Disc 2 offers a video commentary on episode 23, a picture in picture affair with ADR Director Clifford Chapin, Bryson Baugus and Jeannie Tirado.
You get 6:24 of web previews for the show, the textless opening, as well as the textless ending to episode 16 with player locked lyric subtitles, and most to my taste, some Japanese extra features in the form of the two Playback Specials looking at the making of the series. These run to a total of 48:03.
It’s not like I wasn’t warned. There are plenty of negative opinions of the ending of this show online for it to be a meme. There comes a point in the show where the story just jumps the shark, and fans invested in the story throw up their hands in disbelief, as they watch their emotional investment flushed down the proverbial toilet. The problem is that I think that point is different for everyone who watches Darling in the Franxx. It jumps over a whole school of sharks. Personally, I think it got so good at jumping the shark, that it became entertainment in its own right by the end. I went through a whole slew of WTF’s before I gave up caring and settled in for the ride. By the time the giant girl in a giant wedding dress in space shows up, you just accept that this show simply exists in an other-verse of metaphors, and just enjoy the crazy, or give up on it entirely. I chose to accept it.
It really does come across as a cross between Evangelion and Gurren Lagann. You have the teen angst of the giant robot pilots, with the added burden of teenage sexuality integral to the operation of those robots. You have all the mystery and conspiracy theories that go with the story, and while it doesn’t go for the biblical references, it does heavily play on creation myths, and the idea of ultimate destiny, of transcendence. All of this plays out very heavily in the story, with these children piloting giant robots for adults that can barely stand their existence, against the Klaxosaur menace which is destroying humanity’s precious Magma Energy supply. The children need to be paired up to operate the Franxx robot, and the adults can’t decide whether romantic feelings between the pilots help or hinder them in their duties. The children of Plantation 13, who this story follows are a test case to see how the experiment works, and as such are treated as guinea pigs in a pretty cold and clinical way.
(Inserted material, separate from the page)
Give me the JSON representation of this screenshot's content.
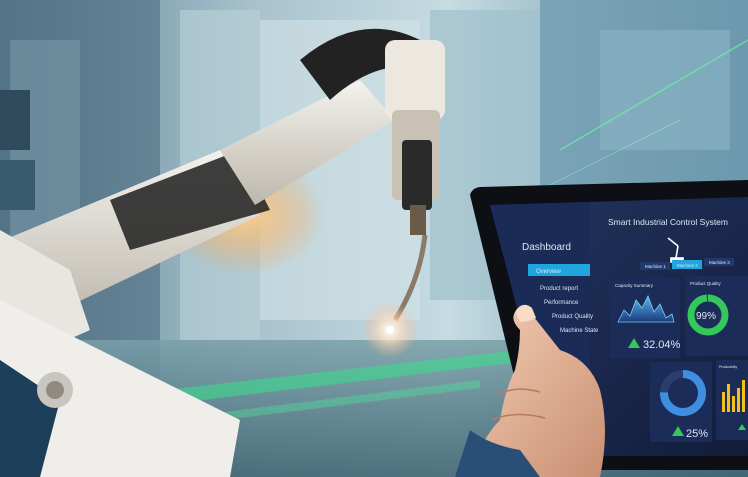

Then the Gurren Lagann homage really kicks in. Previously, I mentioned the similarity with that show when it came to the design of the giant robots, in some of the action sequences, but from the first episode in this collection, it starts following the Gurren Lagann methodology of layering revelation upon revelation, plot twist upon plot twist; so much so that discussing any episode in this collection is a potential spoiler, and any one of those plot twists might just be the shark jump that shatters your suspension of disbelief. From 002 and Hiro’s shared past, through the history of the world from the present day to the post-apocalyptic future, through the revelation of the true nature of the Klaxosaurs, to the realisation of just who APE have been working for, what they have been working towards, to the giant space girl in the space wedding dress, it’s a breathless series of plot twists.
The thing is that the world of Darling in the Franxx, the future that it presents is an intelligent and well constructed one, and when the story starts to reveal its secrets, there are a whole lot of light bulbs coming on, explaining why children alone can pilot the Franxx, just why are raised in isolation at the ‘Garden’ facility, why they differ so much from and why they are isolated from adults. There’s a whole lot of thought gone into making this story internally consistent and thematically logical. It’s just that the final five episodes take you on such a roller-coaster ride of plot twist and narrative one-upmanship that it could leave you feeling queasy. My advice is to try not to concentrate on resolving the fine detail and getting it to make sense, just enjoy the ride. I actually found something quite rewarding in the conclusion and the narrative satisfying in the way the series ends, even if it doesn’t make much logical sense.